A new approach to the automatic control of excitation parameters for the switched-reluctance motor (SRM) is presented. The excitation parameters include the turn-on angle, the turn-off angle and the magnitude of the phase current. The objective is to develop an easily implementable control algorithm that automatically maintains the most efficient excitation angles in producing the required current to produce the electromagnetic torque. The control algorithm determining the turn-on and turn-off angles supports the most efficient operation of the motor drive system. The turn-on angle and turn-off angle controllers work independently and harmoniously with the speed controller.
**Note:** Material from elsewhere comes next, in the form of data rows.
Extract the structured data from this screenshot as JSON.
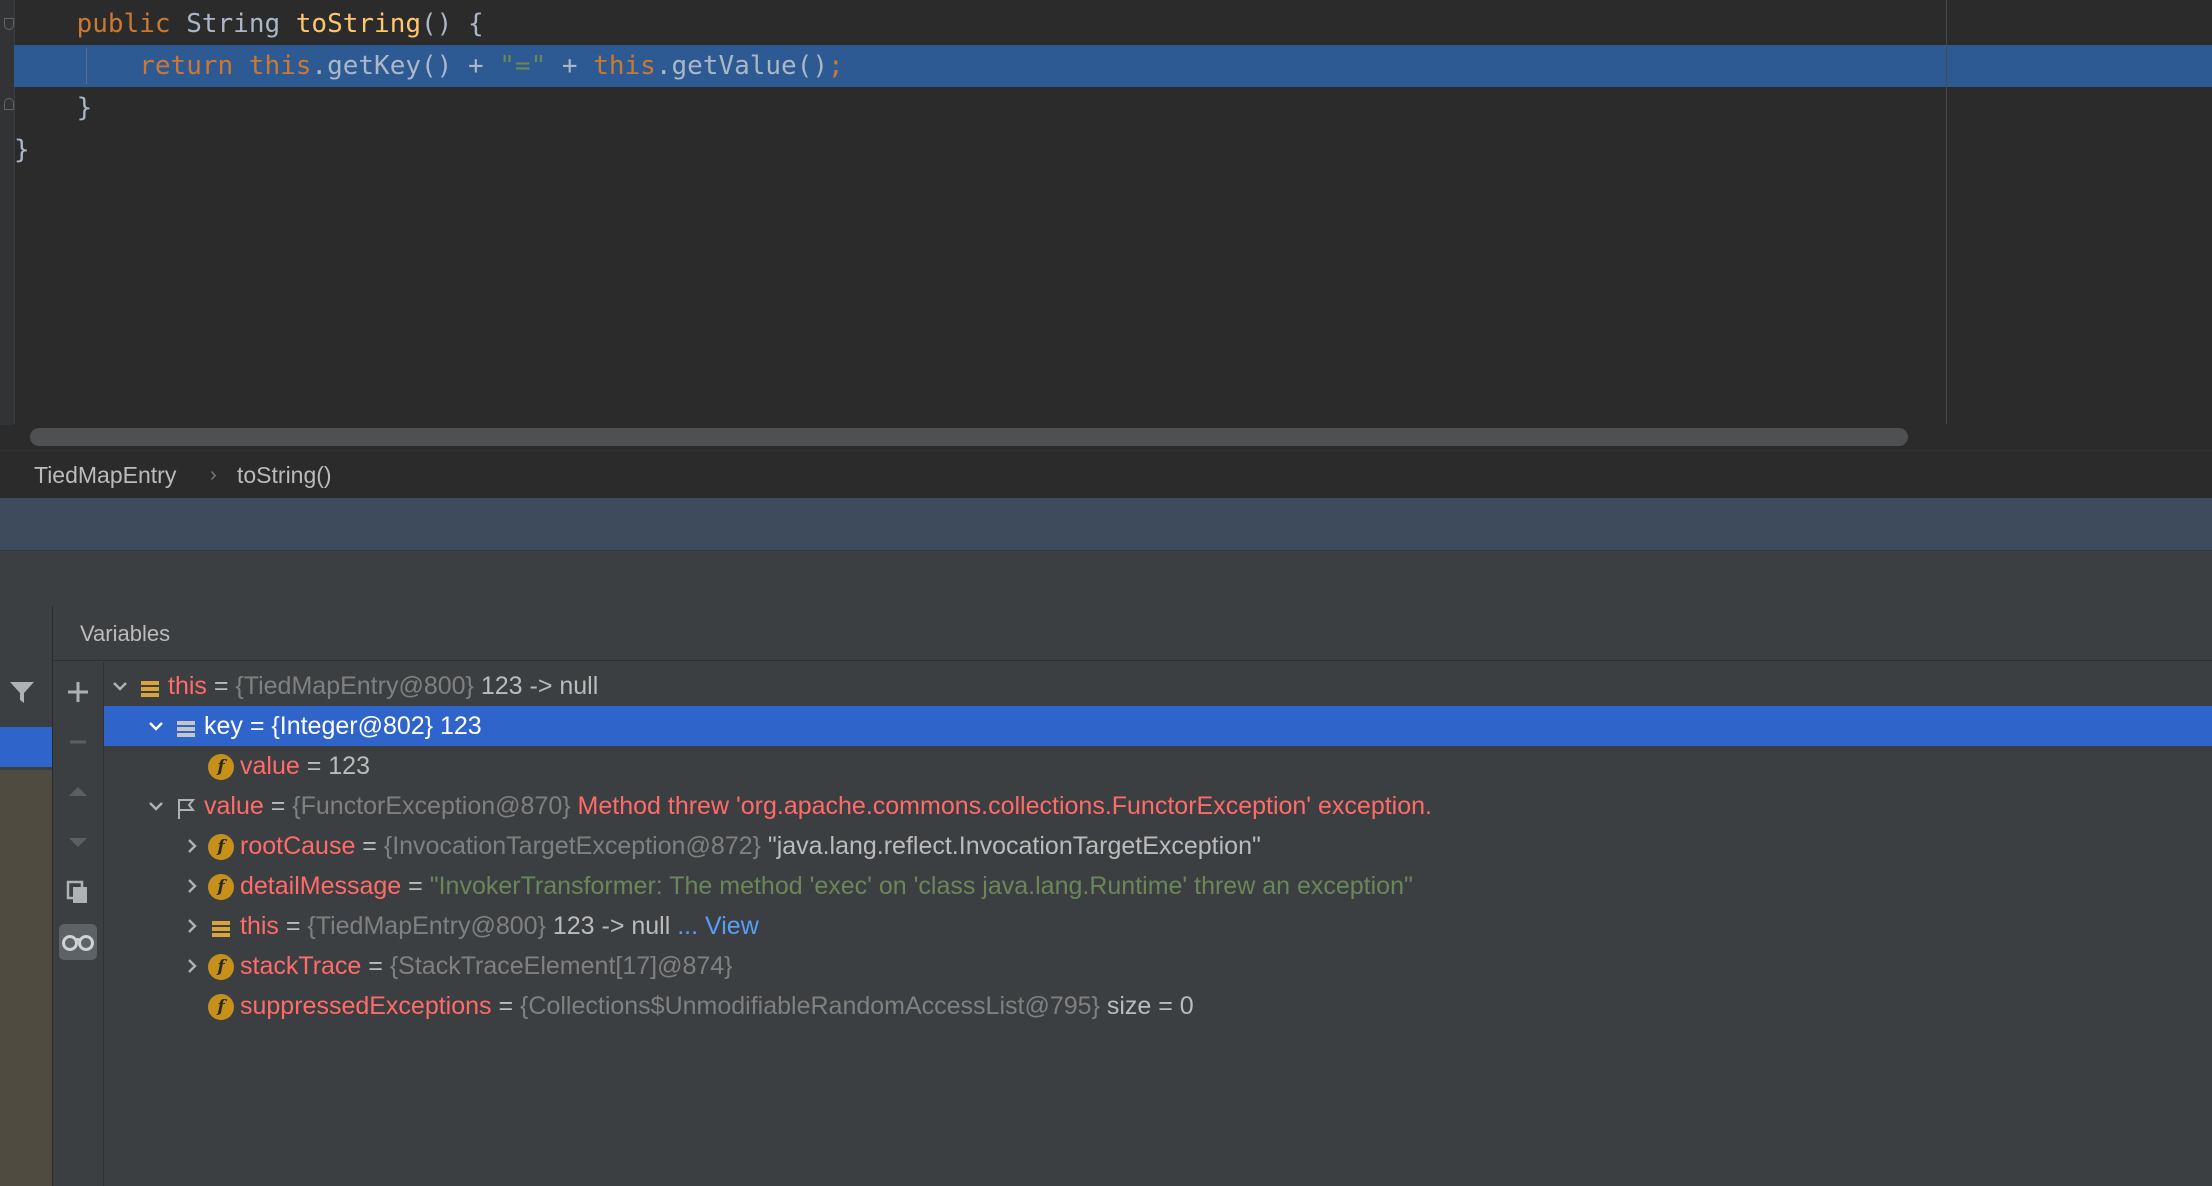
{
  "editor": {
    "lines": [
      {
        "indent": "    ",
        "tokens": [
          [
            "kw",
            "public "
          ],
          [
            "tx",
            "String "
          ],
          [
            "fn",
            "toString"
          ],
          [
            "tx",
            "() {"
          ]
        ]
      },
      {
        "indent": "        ",
        "tokens": [
          [
            "kw",
            "return this"
          ],
          [
            "tx",
            ".getKey() + "
          ],
          [
            "str",
            "\"=\""
          ],
          [
            "tx",
            " + "
          ],
          [
            "kw",
            "this"
          ],
          [
            "tx",
            ".getValue()"
          ],
          [
            "kw",
            ";"
          ]
        ]
      },
      {
        "indent": "    ",
        "tokens": [
          [
            "tx",
            "}"
          ]
        ]
      },
      {
        "indent": "",
        "tokens": [
          [
            "tx",
            "}"
          ]
        ]
      }
    ],
    "highlight_color": "#2d5a92"
  },
  "breadcrumb": {
    "class_name": "TiedMapEntry",
    "separator": "›",
    "method_name": "toString()"
  },
  "variables": {
    "title": "Variables",
    "toolbar_icons": [
      "add-icon",
      "remove-icon",
      "up-arrow-icon",
      "down-arrow-icon",
      "copy-icon",
      "watches-glasses-icon"
    ],
    "rows": [
      {
        "name": "this",
        "eq": " = ",
        "type": "{TiedMapEntry@800}",
        "value": " 123 -> null"
      },
      {
        "name": "key",
        "eq": " = ",
        "type": "{Integer@802}",
        "value": " 123"
      },
      {
        "name": "value",
        "eq": " = ",
        "type": "",
        "value": "123"
      },
      {
        "name": "value",
        "eq": " = ",
        "type": "{FunctorException@870}",
        "error": " Method threw 'org.apache.commons.collections.FunctorException' exception."
      },
      {
        "name": "rootCause",
        "eq": " = ",
        "type": "{InvocationTargetException@872}",
        "value": " \"java.lang.reflect.InvocationTargetException\""
      },
      {
        "name": "detailMessage",
        "eq": " = ",
        "type": "",
        "string_value": "\"InvokerTransformer: The method 'exec' on 'class java.lang.Runtime' threw an exception\""
      },
      {
        "name": "this",
        "eq": " = ",
        "type": "{TiedMapEntry@800}",
        "value": " 123 -> null",
        "link_prefix": " ... ",
        "link": "View"
      },
      {
        "name": "stackTrace",
        "eq": " = ",
        "type": "{StackTraceElement[17]@874}",
        "value": ""
      },
      {
        "name": "suppressedExceptions",
        "eq": " = ",
        "type": "{Collections$UnmodifiableRandomAccessList@795}",
        "value": "  size = 0"
      }
    ],
    "selected_row": 1
  },
  "colors": {
    "selection": "#2f65ca",
    "field_badge": "#c7901a",
    "error_text": "#ff6b68",
    "string_value": "#6a8759"
  }
}
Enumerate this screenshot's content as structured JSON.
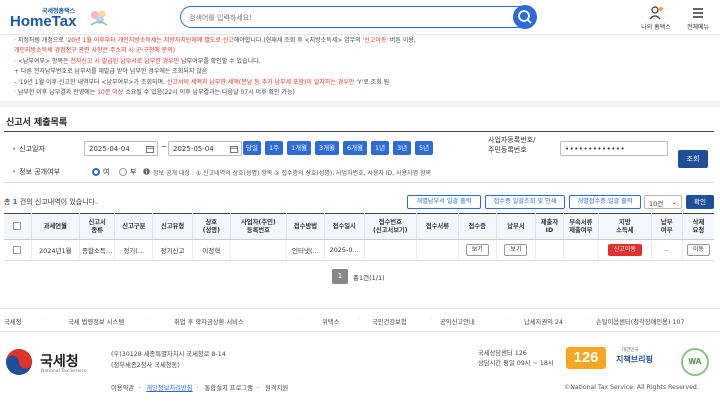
{
  "header": {
    "logo_sub": "국세청홈택스",
    "logo_main": "HomeTax",
    "search_placeholder": "검색어를 입력하세요!",
    "my_label": "나의 홈택스",
    "menu_label": "전체메뉴"
  },
  "notice": {
    "lines": [
      [
        "· 지정처럼 개정으로 ",
        "'20년 1월 이후부터 개인지방소득세는 지방자치단체에 별도로 신고",
        "해야합니다.(현재세 조회 후 <지방소득세> 업무의 ",
        "'신고이동'",
        " 버튼 이용,"
      ],
      [
        "",
        "개인지방소득세 경정청구 관련 사항은 주소지 시·군·구청에 문의)",
        "",
        "",
        ""
      ],
      [
        "· <납부여부> 항목은 ",
        "전자신고 시 발급된 납부서로 납부한 경우만",
        " 납부여부를 확인할 수 있습니다.",
        "",
        ""
      ],
      [
        "  + 다른 전자납부번호로 납부서를 재발급 받아 납부한 경우에는 조회되지 않음",
        "",
        "",
        "",
        ""
      ],
      [
        "  - '19년 1월 이후 신고한 내역부터 <납부여부>가 조회되며, ",
        "신고서의 세액과 납부한 세액(분납 등 추가 납부세 포함)이 일치하는 경우만",
        " 'Y'로 조회 됨",
        "",
        ""
      ],
      [
        "· 납부한 이후 납부결과 반영에는 ",
        "10분 이상",
        " 소요될 수 있음(22시 이후 납부결과는 다음날 07시 이후 확인 가능)",
        "",
        ""
      ]
    ]
  },
  "section_title": "신고서 제출목록",
  "form": {
    "date_label": "신고일자",
    "start_date": "2025-04-04",
    "end_date": "2025-05-04",
    "tilde": "~",
    "period_buttons": [
      "당일",
      "1주",
      "1개월",
      "3개월",
      "6개월",
      "1년",
      "3년",
      "5년"
    ],
    "disclose_label": "정보 공개여부",
    "radio_yes": "여",
    "radio_no": "부",
    "disclose_info": "정보 공개 대상 : ① 신고내역의 상호(성명) 항목 ② 접수증의 상호(성명), 사업자번호, 사용자 ID, 사용자명 항목",
    "biz_label_1": "사업자등록번호/",
    "biz_label_2": "주민등록번호",
    "biz_value": "•••••••••••••",
    "query_button": "조회"
  },
  "results": {
    "count_prefix": "총 ",
    "count": "1",
    "count_suffix": " 건의 신고내역이 있습니다.",
    "buttons": [
      "개별납부서 일괄 출력",
      "접수증 일괄조회 및 인쇄",
      "개별접수증 일괄 출력"
    ],
    "page_size": "10건",
    "ok_button": "확인"
  },
  "table": {
    "headers": [
      "",
      "과세연월",
      "신고서\n종류",
      "신고구분",
      "신고유형",
      "상호\n(성명)",
      "사업자(주민)\n등록번호",
      "접수방법",
      "접수일시",
      "접수번호\n(신고서보기)",
      "접수서류",
      "접수증",
      "납부서",
      "제출자\nID",
      "부속서류\n제출여부",
      "지방\n소득세",
      "납부\n여부",
      "삭제\n요청"
    ],
    "row": {
      "period": "2024년1월",
      "kind": "종합소득…",
      "division": "정기(…",
      "type": "정기신고",
      "name": "이정혁",
      "regno": "",
      "method": "인터넷(…",
      "datetime": "2025-0…",
      "receipt_no": "",
      "docs": "",
      "receipt_btn": "보기",
      "payment_btn": "보기",
      "submitter": "",
      "attach": "",
      "local_tax_btn": "신고이동",
      "paid": "-",
      "delete_btn": "이동"
    }
  },
  "pagination": {
    "current": "1",
    "total": "총1건(1/1)"
  },
  "footer_links": [
    "국세청",
    "국세 법령정보 시스템",
    "취업 후 학자금상환 서비스",
    "위택스",
    "국민건강보험",
    "공익신고안내",
    "납세자권익 24",
    "손탈이음센터(청각장애인용) 107"
  ],
  "footer": {
    "nts_name": "국세청",
    "nts_eng": "National Tax Service",
    "address_1": "(우)30128 세종특별자치시 국세청로 8-14",
    "address_2": "(정부세종2청사 국세청동)",
    "policy_links": [
      "이용약관",
      "개인정보처리방침",
      "통합설치 프로그램",
      "원격지원"
    ],
    "center_name": "국세상담센터 126",
    "center_hours": "상담시간 평일 09시 ~ 18시",
    "copyright": "©National Tax Service. All Rights Reserved.",
    "n126": "126",
    "jichak_top": "대한민국",
    "jichak": "지책브리핑",
    "wa": "WA"
  },
  "colors": {
    "primary": "#2e6bd7",
    "dark_btn": "#1f4f96",
    "accent_red": "#e1322b"
  }
}
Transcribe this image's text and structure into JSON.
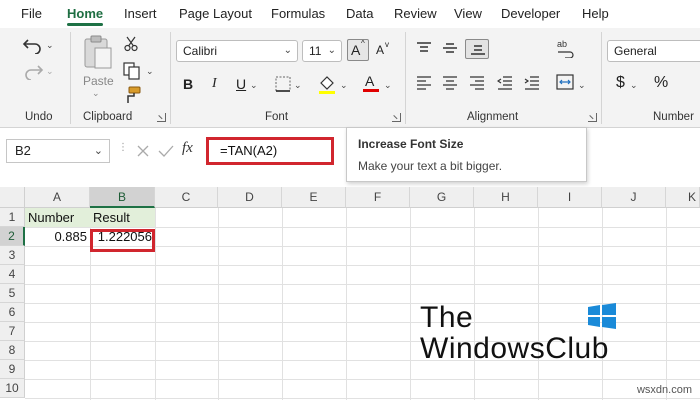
{
  "menu": {
    "tabs": [
      "File",
      "Home",
      "Insert",
      "Page Layout",
      "Formulas",
      "Data",
      "Review",
      "View",
      "Developer",
      "Help"
    ],
    "active_tab": "Home"
  },
  "ribbon": {
    "groups": {
      "undo": "Undo",
      "clipboard": "Clipboard",
      "font": "Font",
      "alignment": "Alignment",
      "number": "Number"
    },
    "paste_label": "Paste",
    "font_name": "Calibri",
    "font_size": "11",
    "number_format": "General",
    "bold_label": "B",
    "italic_label": "I",
    "underline_label": "U",
    "currency_symbol": "$",
    "percent_symbol": "%"
  },
  "tooltip": {
    "title": "Increase Font Size",
    "description": "Make your text a bit bigger."
  },
  "formula_bar": {
    "name_box": "B2",
    "formula": "=TAN(A2)",
    "fx_label": "fx"
  },
  "sheet": {
    "columns": [
      "A",
      "B",
      "C",
      "D",
      "E",
      "F",
      "G",
      "H",
      "I",
      "J",
      "K"
    ],
    "rows": [
      "1",
      "2",
      "3",
      "4",
      "5",
      "6",
      "7",
      "8",
      "9",
      "10"
    ],
    "selected_column": "B",
    "selected_row": "2",
    "cells": {
      "A1": "Number",
      "B1": "Result",
      "A2": "0.885",
      "B2": "1.222056"
    }
  },
  "watermark": {
    "line1": "The",
    "line2": "WindowsClub",
    "site": "wsxdn.com"
  },
  "colors": {
    "accent_green": "#1e7145",
    "highlight_red": "#d1262e",
    "header_fill": "#e2efda"
  }
}
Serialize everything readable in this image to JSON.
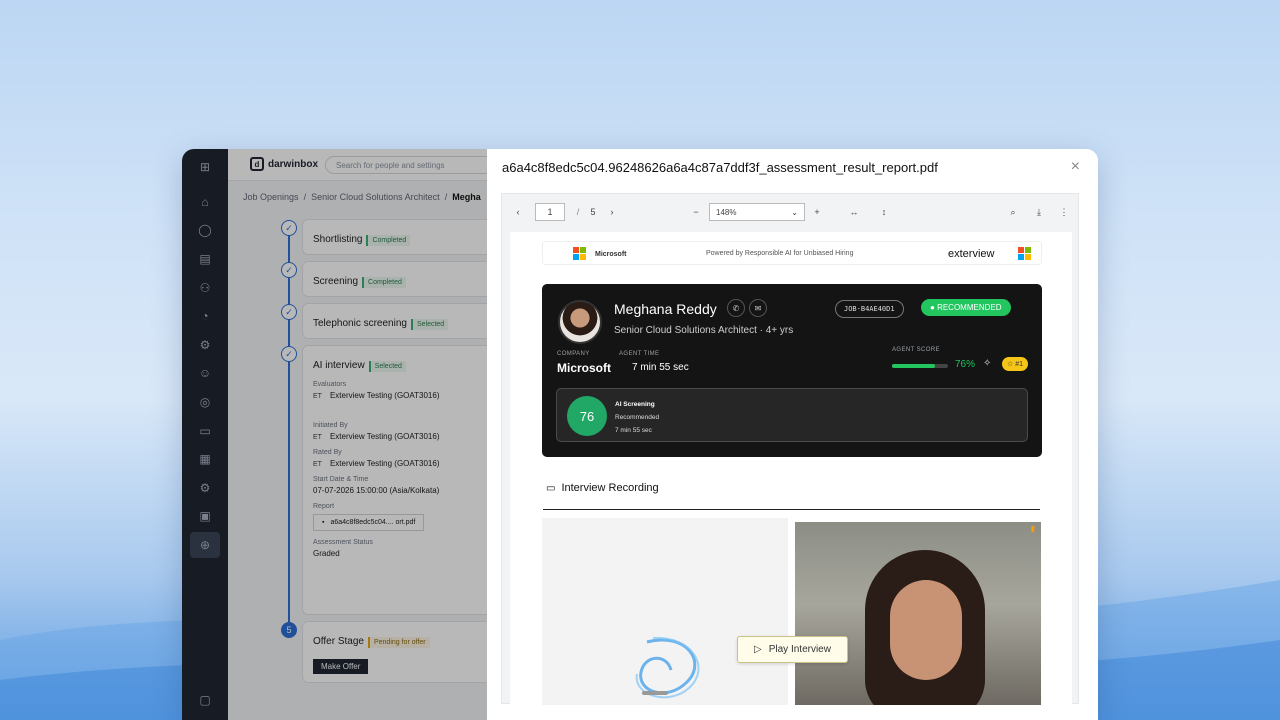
{
  "app": {
    "logo_text": "darwinbox",
    "search_placeholder": "Search for people and settings",
    "breadcrumb": [
      "Job Openings",
      "Senior Cloud Solutions Architect",
      "Megha"
    ],
    "breadcrumb_sep": "/",
    "rail_icons": [
      "grid-icon",
      "home-icon",
      "profile-icon",
      "doc-icon",
      "org-icon",
      "pie-icon",
      "people-sliders-icon",
      "team-icon",
      "coins-icon",
      "id-card-icon",
      "calendar-icon",
      "person-gear-icon",
      "image-icon",
      "search-people-icon",
      "d-icon"
    ],
    "stages": [
      {
        "title": "Shortlisting",
        "tag": "Completed"
      },
      {
        "title": "Screening",
        "tag": "Completed"
      },
      {
        "title": "Telephonic screening",
        "tag": "Selected"
      },
      {
        "title": "AI interview",
        "tag": "Selected"
      }
    ],
    "ai_interview": {
      "evaluators_label": "Evaluators",
      "evaluator": "Exterview Testing (GOAT3016)",
      "initials": "ET",
      "initiated_label": "Initiated By",
      "initiated": "Exterview Testing (GOAT3016)",
      "rated_label": "Rated By",
      "rated": "Exterview Testing (GOAT3016)",
      "start_label": "Start Date & Time",
      "start": "07-07-2026 15:00:00 (Asia/Kolkata)",
      "report_label": "Report",
      "report_file": "a6a4c8f8edc5c04.... ort.pdf",
      "assessment_label": "Assessment Status",
      "assessment": "Graded"
    },
    "offer": {
      "step": "5",
      "title": "Offer Stage",
      "tag": "Pending for offer",
      "button": "Make Offer"
    }
  },
  "modal": {
    "title": "a6a4c8f8edc5c04.96248626a6a4c87a7ddf3f_assessment_result_report.pdf",
    "close": "×"
  },
  "viewer": {
    "page": "1",
    "page_sep": "/",
    "total_pages": "5",
    "zoom": "148%"
  },
  "report": {
    "header_brand": "Microsoft",
    "header_tagline": "Powered by Responsible AI for Unbiased Hiring",
    "header_logo": "exterview",
    "name": "Meghana Reddy",
    "role": "Senior Cloud Solutions Architect · 4+ yrs",
    "job_id": "JOB-B4AE40D1",
    "recommendation": "RECOMMENDED",
    "company_label": "COMPANY",
    "company": "Microsoft",
    "agent_time_label": "AGENT TIME",
    "agent_time": "7 min 55 sec",
    "agent_score_label": "AGENT SCORE",
    "agent_score_pct": "76%",
    "agent_score_fraction": 0.76,
    "rank": "#1",
    "screening_score": "76",
    "screening_title": "AI Screening",
    "screening_status": "Recommended",
    "screening_time": "7 min 55 sec",
    "recording_title": "Interview Recording",
    "play_label": "Play Interview"
  },
  "colors": {
    "accent_blue": "#2f6fd6",
    "recommended_green": "#22c55e",
    "dark_card": "#141414"
  }
}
The turn-on angle controller consists of two pieces: the first piece of the control technique monitors the position of the first peak of the phase current (thetasp) and seeks to align this position with the angle where the inductance begins to increase (thetasm). The second piece of the controller monitors the peak phase current and advances the turn-on angle if the commanded reference current cannot be produced by the controller. The first piece of the controller tends to be active below base speed of the SRM, where phase currents can be built easily by the inverter and thetasp is relatively independent of thetasm. The second piece of the controller is active above base speed, where the peak of the phase currents tends to naturally occur at thetasm regardless of the current amplitude. The two pieces of the controller naturally exchange responsibility as a result of a change in command or operating point. The turn-off angle controller works independent of the turn-on angle controller. Through modelling of an experimental SRM and extensive simulation, it is seen that the optimal-efficiency turn-off angles can be characterised as a function of peak phase current and motor speed. Accordingly, the optimal-efficiency turn-off angle is determined f- rom an analytic curve fit. It has been shown that a curve fit using only four optimised points gives very close estimation to the most efficient turn-off angle at any given operating point. The SRM, inverter and control system are modelled in Simulink to demonstrate the operation of the system. The modelling is based on the finite element data that include spatial nonlinearities and magnetic saturation. The control technique is then applied to an experimental SRM system. Experimental operation documents that the technique provides for efficient operation of the SRM system through tuning the controller at only four operating points

Published in:

Electric Power Applications, IET  (Volume:1 ,  Issue: 3 )